» Page and application data records
○ ○ ○ ○
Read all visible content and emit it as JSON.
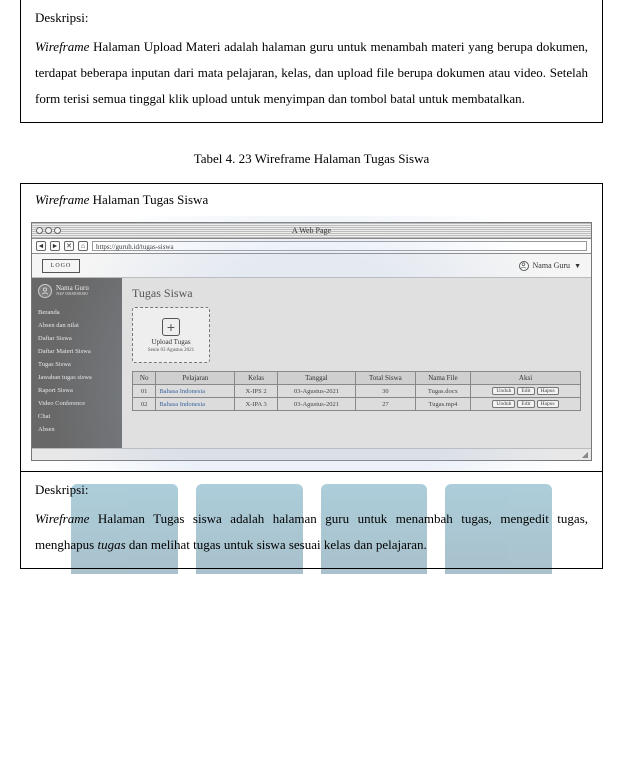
{
  "topBox": {
    "label": "Deskripsi:",
    "text_prefix_italic": "Wireframe",
    "text_rest": " Halaman Upload Materi adalah halaman guru untuk menambah materi yang berupa dokumen, terdapat beberapa inputan dari mata pelajaran, kelas, dan upload file berupa dokumen atau video. Setelah form terisi semua tinggal klik upload untuk menyimpan dan tombol batal untuk membatalkan."
  },
  "caption": "Tabel 4. 23 Wireframe Halaman Tugas Siswa",
  "wfTitle": {
    "italic": "Wireframe",
    "rest": " Halaman Tugas Siswa"
  },
  "browser": {
    "tab_label": "A Web Page",
    "url": "https://guruh.id/tugas-siswa",
    "logo": "LOGO",
    "user_name_top": "Nama Guru",
    "sidebar_user": {
      "name": "Nama Guru",
      "sub": "NIP 000000000"
    },
    "menu": [
      "Beranda",
      "Absen dan nilai",
      "Daftar Siswa",
      "Daftar Materi Siswa",
      "Tugas Siswa",
      "Jawaban tugas siswa",
      "Raport Siswa",
      "Video Conference",
      "Chat",
      "Absen"
    ],
    "page_title": "Tugas Siswa",
    "upload": {
      "title": "Upload Tugas",
      "sub": "Senin 03 Agustus 2021"
    },
    "table": {
      "headers": [
        "No",
        "Pelajaran",
        "Kelas",
        "Tanggal",
        "Total Siswa",
        "Nama File",
        "Aksi"
      ],
      "rows": [
        {
          "no": "01",
          "pelajaran": "Bahasa Indonesia",
          "kelas": "X-IPS 2",
          "tanggal": "03-Agustus-2021",
          "total": "30",
          "file": "Tugas.docx",
          "aksi": [
            "Unduh",
            "Edit",
            "Hapus"
          ]
        },
        {
          "no": "02",
          "pelajaran": "Bahasa Indonesia",
          "kelas": "X-IPA 3",
          "tanggal": "03-Agustus-2021",
          "total": "27",
          "file": "Tugas.mp4",
          "aksi": [
            "Unduh",
            "Edit",
            "Hapus"
          ]
        }
      ]
    }
  },
  "bottomBox": {
    "label": "Deskripsi:",
    "parts": [
      {
        "italic": true,
        "text": "Wireframe"
      },
      {
        "italic": false,
        "text": " Halaman Tugas siswa adalah halaman guru untuk menambah tugas, mengedit tugas, menghapus "
      },
      {
        "italic": true,
        "text": "tugas"
      },
      {
        "italic": false,
        "text": " dan melihat tugas untuk siswa sesuai kelas dan pelajaran."
      }
    ]
  }
}
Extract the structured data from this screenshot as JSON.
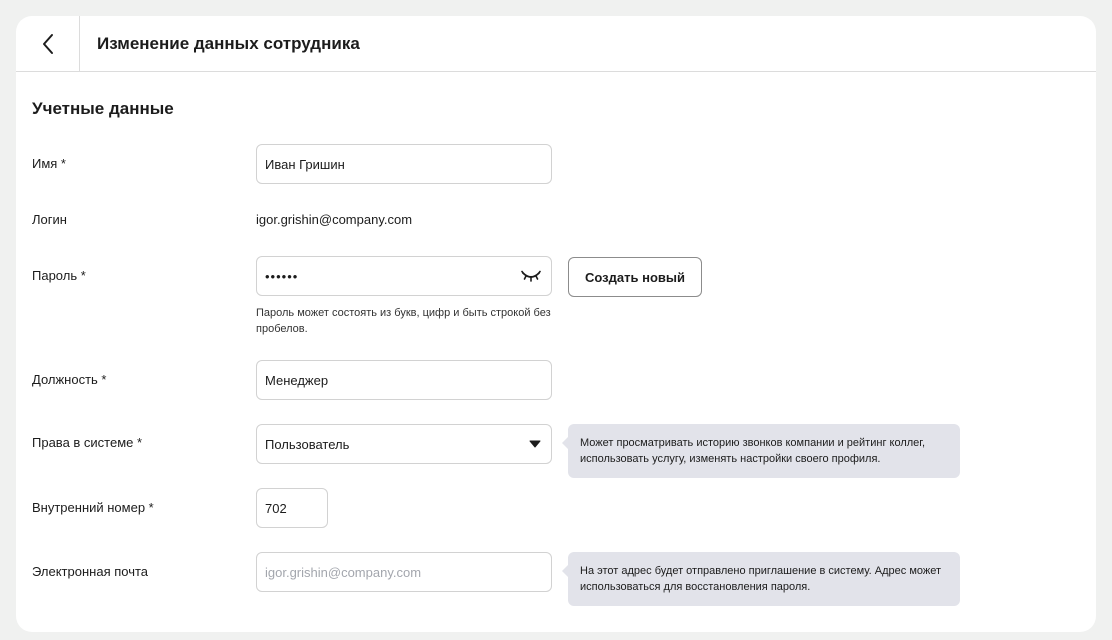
{
  "header": {
    "title": "Изменение данных сотрудника"
  },
  "section": {
    "title": "Учетные данные"
  },
  "form": {
    "name": {
      "label": "Имя *",
      "value": "Иван Гришин"
    },
    "login": {
      "label": "Логин",
      "value": "igor.grishin@company.com"
    },
    "password": {
      "label": "Пароль *",
      "value": "••••••",
      "hint": "Пароль может состоять из букв, цифр и быть строкой без пробелов.",
      "generate_label": "Создать новый"
    },
    "position": {
      "label": "Должность *",
      "value": "Менеджер"
    },
    "rights": {
      "label": "Права в системе *",
      "value": "Пользователь",
      "tooltip": "Может просматривать историю звонков компании и рейтинг коллег, использовать услугу, изменять настройки своего профиля."
    },
    "extension": {
      "label": "Внутренний номер *",
      "value": "702"
    },
    "email": {
      "label": "Электронная почта",
      "placeholder": "igor.grishin@company.com",
      "tooltip": "На этот адрес будет отправлено приглашение в систему. Адрес может использоваться для восстановления пароля."
    }
  },
  "icons": {
    "back": "chevron-left-icon",
    "password_toggle": "eye-closed-icon",
    "dropdown": "caret-down-icon"
  }
}
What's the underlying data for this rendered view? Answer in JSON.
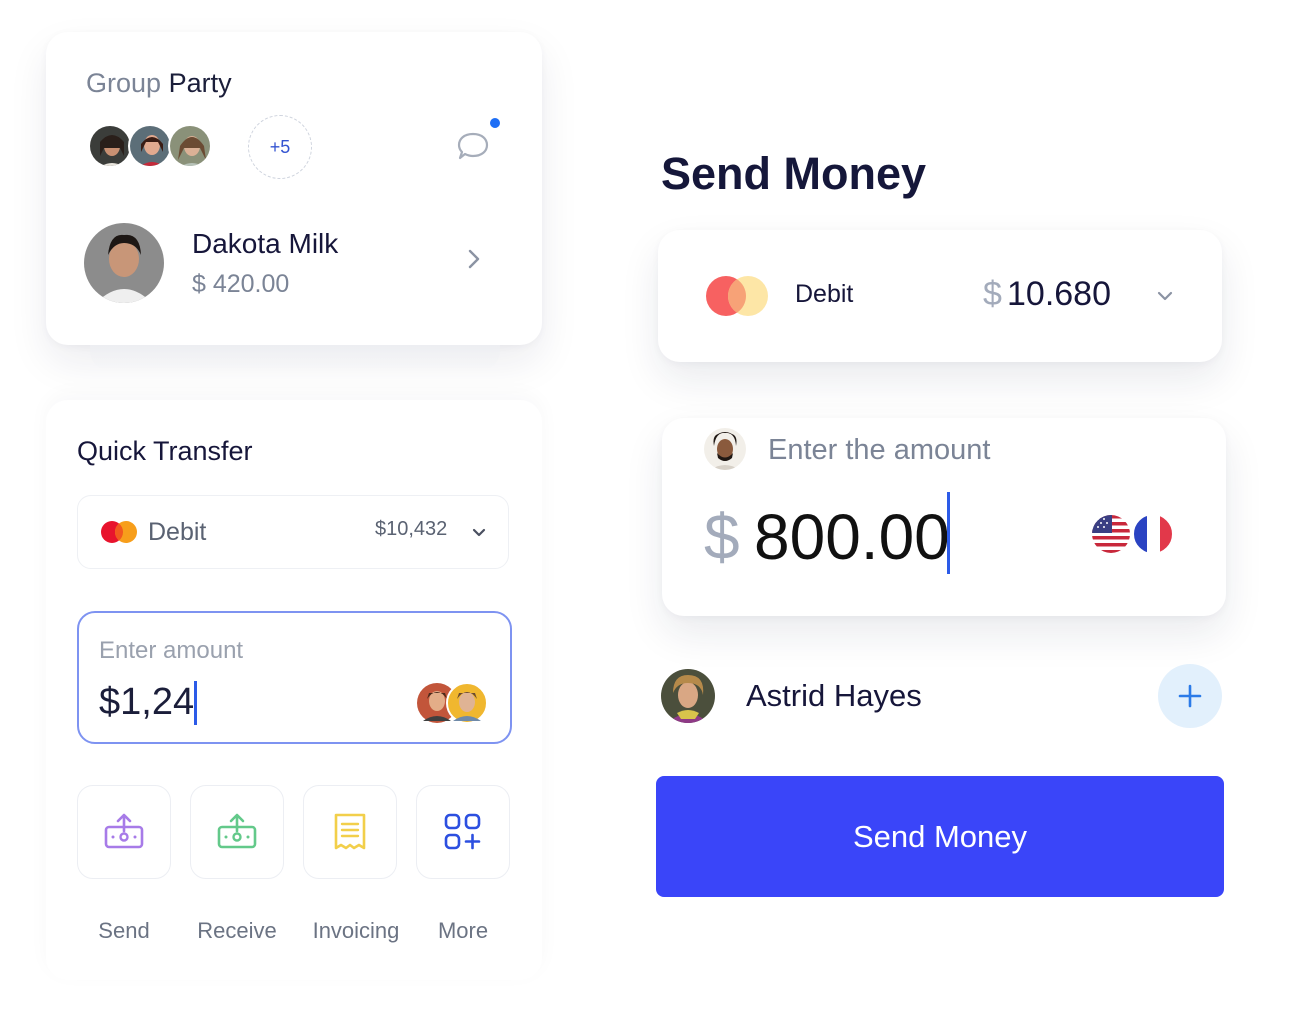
{
  "group": {
    "title_part1": "Group",
    "title_part2": "Party",
    "more_count": "+5",
    "person_name": "Dakota Milk",
    "person_amount": "$ 420.00"
  },
  "quick_transfer": {
    "title": "Quick Transfer",
    "card_label": "Debit",
    "card_balance": "$10,432",
    "amount_placeholder": "Enter amount",
    "amount_value": "$1,24",
    "actions": [
      {
        "label": "Send",
        "icon": "send-money-icon"
      },
      {
        "label": "Receive",
        "icon": "receive-money-icon"
      },
      {
        "label": "Invoicing",
        "icon": "invoice-receipt-icon"
      },
      {
        "label": "More",
        "icon": "more-apps-icon"
      }
    ]
  },
  "send_money": {
    "title": "Send Money",
    "card_label": "Debit",
    "card_currency": "$",
    "card_balance": "10.680",
    "amount_placeholder": "Enter the amount",
    "amount_currency": "$",
    "amount_value": "800.00",
    "recipient_name": "Astrid Hayes",
    "button_label": "Send Money"
  },
  "colors": {
    "primary_button": "#3a45f9",
    "accent_blue": "#3454d1",
    "send_icon": "#a77be8",
    "receive_icon": "#63c98a",
    "invoice_icon": "#f2cf4a",
    "more_icon": "#2c4fe0"
  }
}
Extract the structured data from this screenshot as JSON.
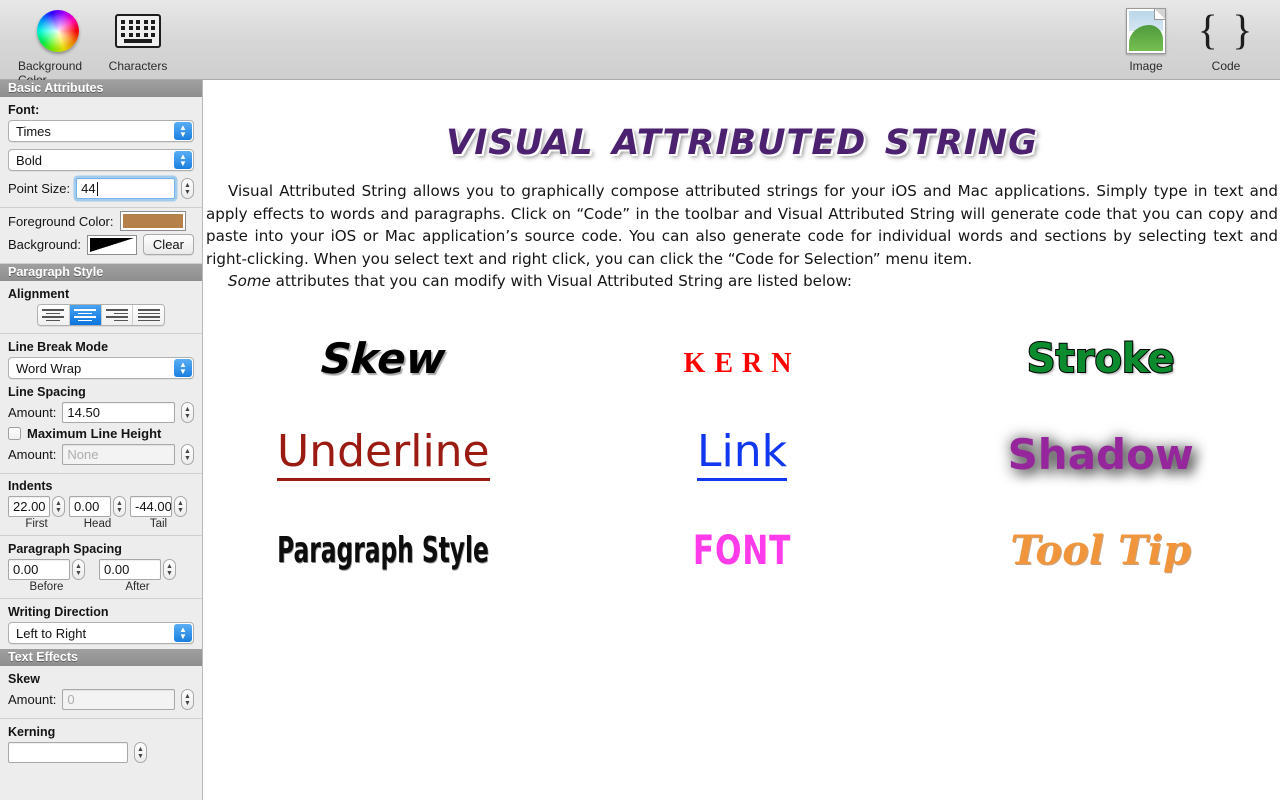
{
  "toolbar": {
    "left_items": [
      {
        "label": "Background Color",
        "icon": "color-wheel-icon"
      },
      {
        "label": "Characters",
        "icon": "keyboard-icon"
      }
    ],
    "right_items": [
      {
        "label": "Image",
        "icon": "image-icon"
      },
      {
        "label": "Code",
        "icon": "code-braces-icon"
      }
    ]
  },
  "sidebar": {
    "basic_attributes": {
      "header": "Basic Attributes",
      "font_label": "Font:",
      "font_family_value": "Times",
      "font_style_value": "Bold",
      "point_size_label": "Point Size:",
      "point_size_value": "44",
      "foreground_color_label": "Foreground Color:",
      "foreground_color_value": "#b5804a",
      "background_label": "Background:",
      "clear_button": "Clear"
    },
    "paragraph_style": {
      "header": "Paragraph Style",
      "alignment_label": "Alignment",
      "alignment_options": [
        "left",
        "center",
        "right",
        "justify"
      ],
      "alignment_selected": "center",
      "line_break_mode_label": "Line Break Mode",
      "line_break_mode_value": "Word Wrap",
      "line_spacing_label": "Line Spacing",
      "line_spacing_amount_label": "Amount:",
      "line_spacing_amount_value": "14.50",
      "maximum_line_height_label": "Maximum Line Height",
      "maximum_line_height_checked": false,
      "maximum_line_height_amount_label": "Amount:",
      "maximum_line_height_amount_placeholder": "None",
      "indents_label": "Indents",
      "indents": [
        {
          "value": "22.00",
          "caption": "First"
        },
        {
          "value": "0.00",
          "caption": "Head"
        },
        {
          "value": "-44.00",
          "caption": "Tail"
        }
      ],
      "paragraph_spacing_label": "Paragraph Spacing",
      "paragraph_spacing": [
        {
          "value": "0.00",
          "caption": "Before"
        },
        {
          "value": "0.00",
          "caption": "After"
        }
      ],
      "writing_direction_label": "Writing Direction",
      "writing_direction_value": "Left to Right"
    },
    "text_effects": {
      "header": "Text Effects",
      "skew_label": "Skew",
      "skew_amount_label": "Amount:",
      "skew_amount_placeholder": "0",
      "kerning_label": "Kerning"
    }
  },
  "document": {
    "title": "Visual Attributed String",
    "paragraph_1": "Visual Attributed String allows you to graphically compose attributed strings for your iOS and Mac applications. Simply type in text and apply effects to words and paragraphs.  Click on “Code” in the toolbar and Visual Attributed String will generate code that you can copy and paste into your iOS or Mac application’s source code. You can also generate code for individual words and sections by selecting text and right-clicking. When you select text and right click, you can click the “Code for Selection” menu item.",
    "paragraph_2_emphasis": "Some",
    "paragraph_2_rest": " attributes that you can modify with Visual Attributed String are listed below:",
    "samples": [
      {
        "text": "Skew",
        "style": "skew",
        "color": "#000000"
      },
      {
        "text": "Kern",
        "style": "kern",
        "color": "#ff0000"
      },
      {
        "text": "Stroke",
        "style": "stroke",
        "color": "#0b8a2e"
      },
      {
        "text": "Underline",
        "style": "underline",
        "color": "#9b1b13"
      },
      {
        "text": "Link",
        "style": "link",
        "color": "#1137f0"
      },
      {
        "text": "Shadow",
        "style": "shadow",
        "color": "#96269b"
      },
      {
        "text": "Paragraph Style",
        "style": "paragraph-style",
        "color": "#0d0d0d"
      },
      {
        "text": "FONT",
        "style": "font",
        "color": "#ff3bea"
      },
      {
        "text": "Tool Tip",
        "style": "tooltip",
        "color": "#f0953c"
      }
    ]
  }
}
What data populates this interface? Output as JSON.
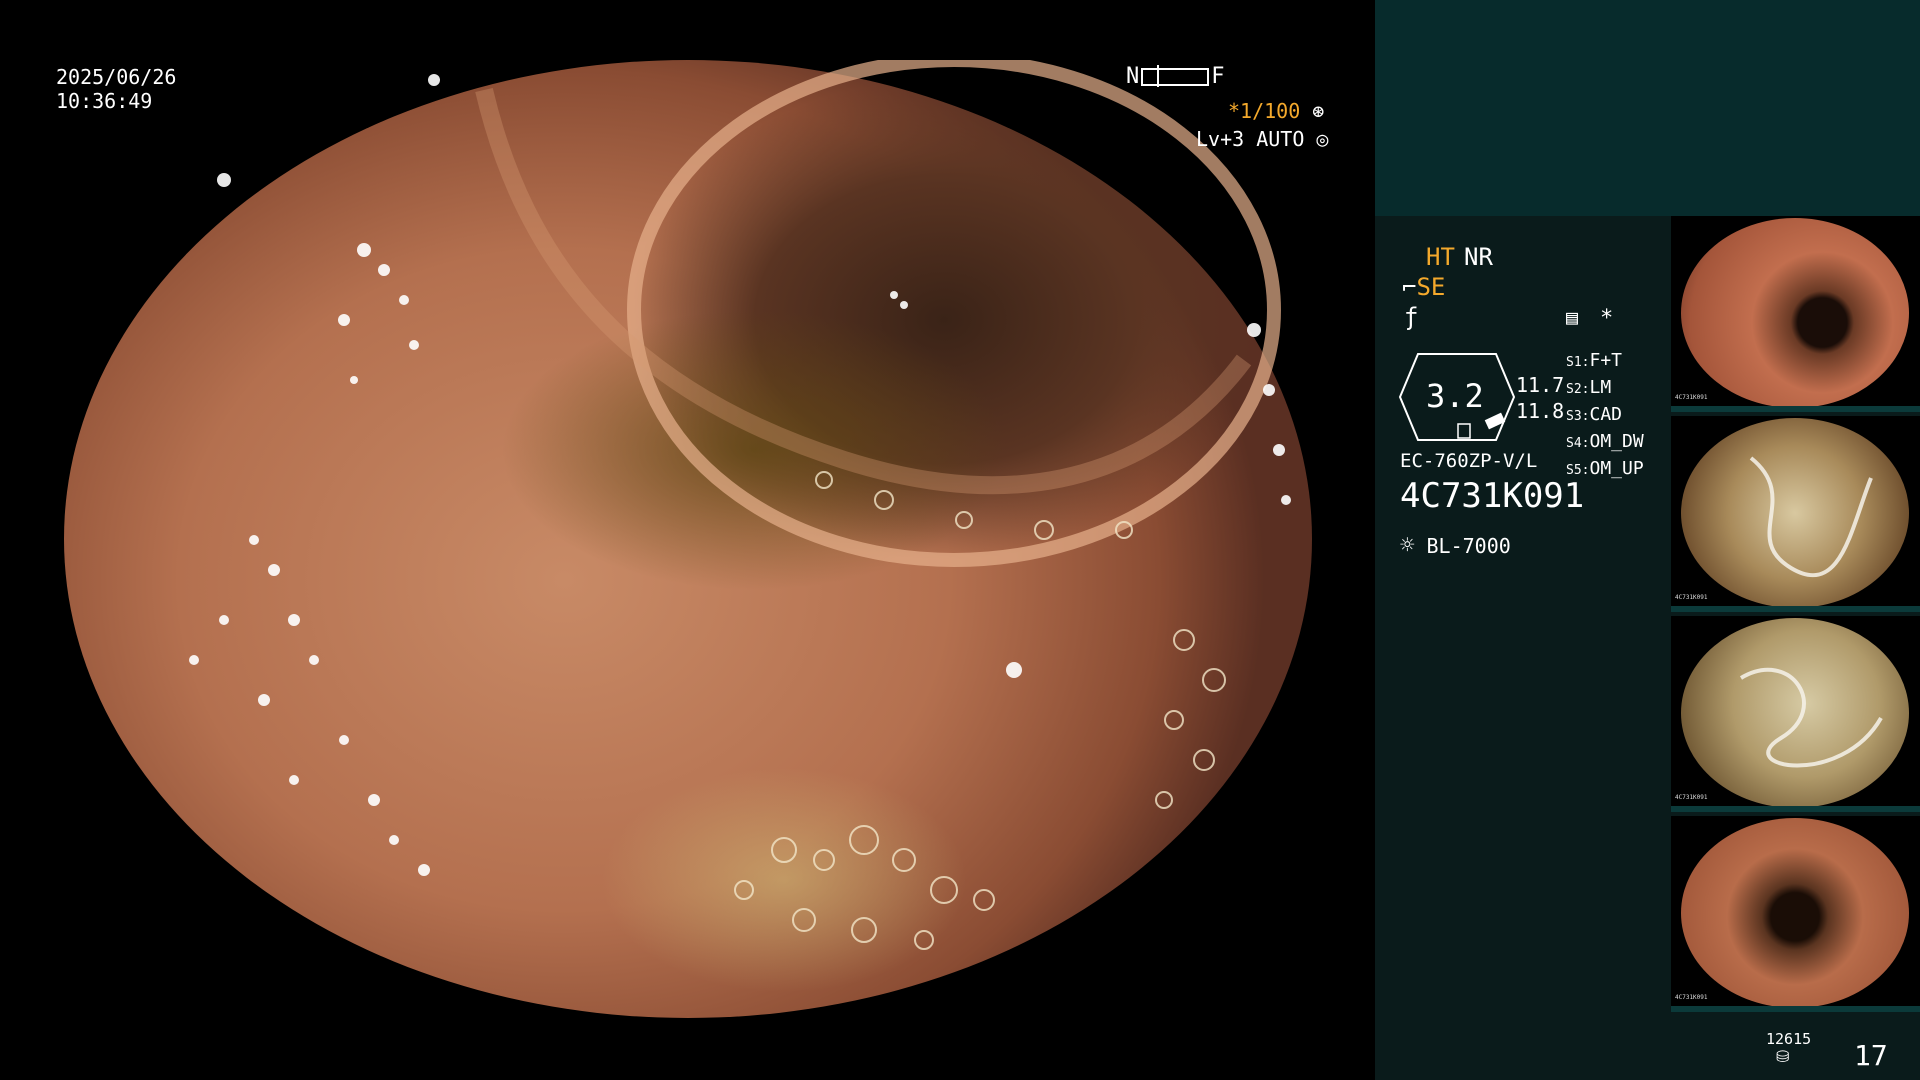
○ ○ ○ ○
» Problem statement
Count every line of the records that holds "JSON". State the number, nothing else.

» Output of the task
5